Since the rather public display of identity fraud via Telia’s e-leg a couple of weeks ago, it is interesting to do some more digging, and what a better place to start than with the Swedish e-leg? Apparently the architecture will be using SAML federation, i.e. they have a relationship that they trust each other. Every ticket includes an identity (a SAML assertion) it is digitally signed but the signing is not embedded in the SAML assertion. The YouTube video below describes this specific inherent weaknesses in SAML, but clearly (and hopefully) these issues have now been fixed. However according to the speaker (questions at the end) the signature signing standard in SAML is very complex, and there are not many that really understand it fully enough to implement properly. The main problem seems to be the way the signature is separate from the SAML assertion.
- What you will see in the web-browser has a very weak connection to what you are signing. What this means is that your digital signature is not encapsulated with the text you are signing online, i.e. your signature and text are not married. I could leave the rest to your imagination, but I’ll give you one risk just to start with, and that is a Man-in-the-browser (MitB) trojan changes the content in the browser.
What you do maybe not be exactly what you expect!
- This is exactly it, the customer… well that could be you, can potentially be ‘lured’ into signing something that you were not expecting to sign. It is likely that the e-leg service works so that the identification of a user leads to a legitmate transaction. However this could be a logon to a service or digital signing of a transaction. There are other services available today that differentiate a signing transaction from a logon request. Swedish e-leg does not differentiate these two different transactions.

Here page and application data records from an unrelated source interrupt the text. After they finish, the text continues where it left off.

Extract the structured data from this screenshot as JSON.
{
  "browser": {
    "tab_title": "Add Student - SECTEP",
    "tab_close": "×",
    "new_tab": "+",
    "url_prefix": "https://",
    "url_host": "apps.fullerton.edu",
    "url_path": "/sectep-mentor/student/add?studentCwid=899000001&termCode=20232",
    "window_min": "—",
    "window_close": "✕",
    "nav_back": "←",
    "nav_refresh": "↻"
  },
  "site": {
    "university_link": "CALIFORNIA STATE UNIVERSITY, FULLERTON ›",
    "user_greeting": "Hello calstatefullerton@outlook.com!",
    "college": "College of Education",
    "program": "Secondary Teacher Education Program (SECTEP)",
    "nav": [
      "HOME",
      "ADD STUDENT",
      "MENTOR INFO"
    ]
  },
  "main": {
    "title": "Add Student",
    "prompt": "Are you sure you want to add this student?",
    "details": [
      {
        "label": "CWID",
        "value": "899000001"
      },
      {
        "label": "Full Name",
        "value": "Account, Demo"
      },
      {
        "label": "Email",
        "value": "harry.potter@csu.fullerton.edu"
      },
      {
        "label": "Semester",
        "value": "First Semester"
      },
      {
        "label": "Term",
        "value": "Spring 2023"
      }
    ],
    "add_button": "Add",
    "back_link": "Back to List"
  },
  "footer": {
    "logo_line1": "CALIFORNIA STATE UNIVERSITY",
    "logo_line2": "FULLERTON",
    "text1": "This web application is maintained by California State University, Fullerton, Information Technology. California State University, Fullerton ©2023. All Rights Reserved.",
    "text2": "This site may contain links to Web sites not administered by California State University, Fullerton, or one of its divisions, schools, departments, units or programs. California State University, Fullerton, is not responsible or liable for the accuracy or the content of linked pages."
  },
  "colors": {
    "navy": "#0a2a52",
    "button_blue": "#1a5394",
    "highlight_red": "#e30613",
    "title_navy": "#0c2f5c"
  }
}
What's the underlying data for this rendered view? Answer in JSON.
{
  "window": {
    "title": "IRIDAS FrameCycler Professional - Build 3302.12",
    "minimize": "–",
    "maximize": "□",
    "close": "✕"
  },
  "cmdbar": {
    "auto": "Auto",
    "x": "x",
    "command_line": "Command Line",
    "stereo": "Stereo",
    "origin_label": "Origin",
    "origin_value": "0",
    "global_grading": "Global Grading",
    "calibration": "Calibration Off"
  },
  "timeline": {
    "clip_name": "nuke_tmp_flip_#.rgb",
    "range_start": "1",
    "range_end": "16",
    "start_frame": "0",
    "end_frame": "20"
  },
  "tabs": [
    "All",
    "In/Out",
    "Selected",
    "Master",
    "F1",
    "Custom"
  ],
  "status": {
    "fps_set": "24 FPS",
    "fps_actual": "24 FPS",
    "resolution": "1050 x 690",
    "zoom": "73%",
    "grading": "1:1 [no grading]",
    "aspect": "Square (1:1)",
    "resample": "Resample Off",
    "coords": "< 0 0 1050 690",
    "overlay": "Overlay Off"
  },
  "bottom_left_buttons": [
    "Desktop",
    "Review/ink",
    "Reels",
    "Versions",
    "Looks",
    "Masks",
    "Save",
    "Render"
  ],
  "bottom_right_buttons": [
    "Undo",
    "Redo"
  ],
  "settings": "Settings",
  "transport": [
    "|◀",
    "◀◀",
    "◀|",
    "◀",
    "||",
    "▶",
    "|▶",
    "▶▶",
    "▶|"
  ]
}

However, now the Myndigheten för samhällsskydd och beredskap (MSB) has published a summary report “Analys av informationssäkerheten i Svensk e-legitimation” (link broken, 2015-05-21). The detailed reports has been labelled as Secret. However I guess that they are fixing all the potential security flaws, of just a couple I have named above. The thing that bothers me still is that even in the recommendations they are still fixated on using SAML for the infrastructure. Funny that this report came out though in the wake of the Telia e-leg identity fraud fiasco 😉 Have fun reading!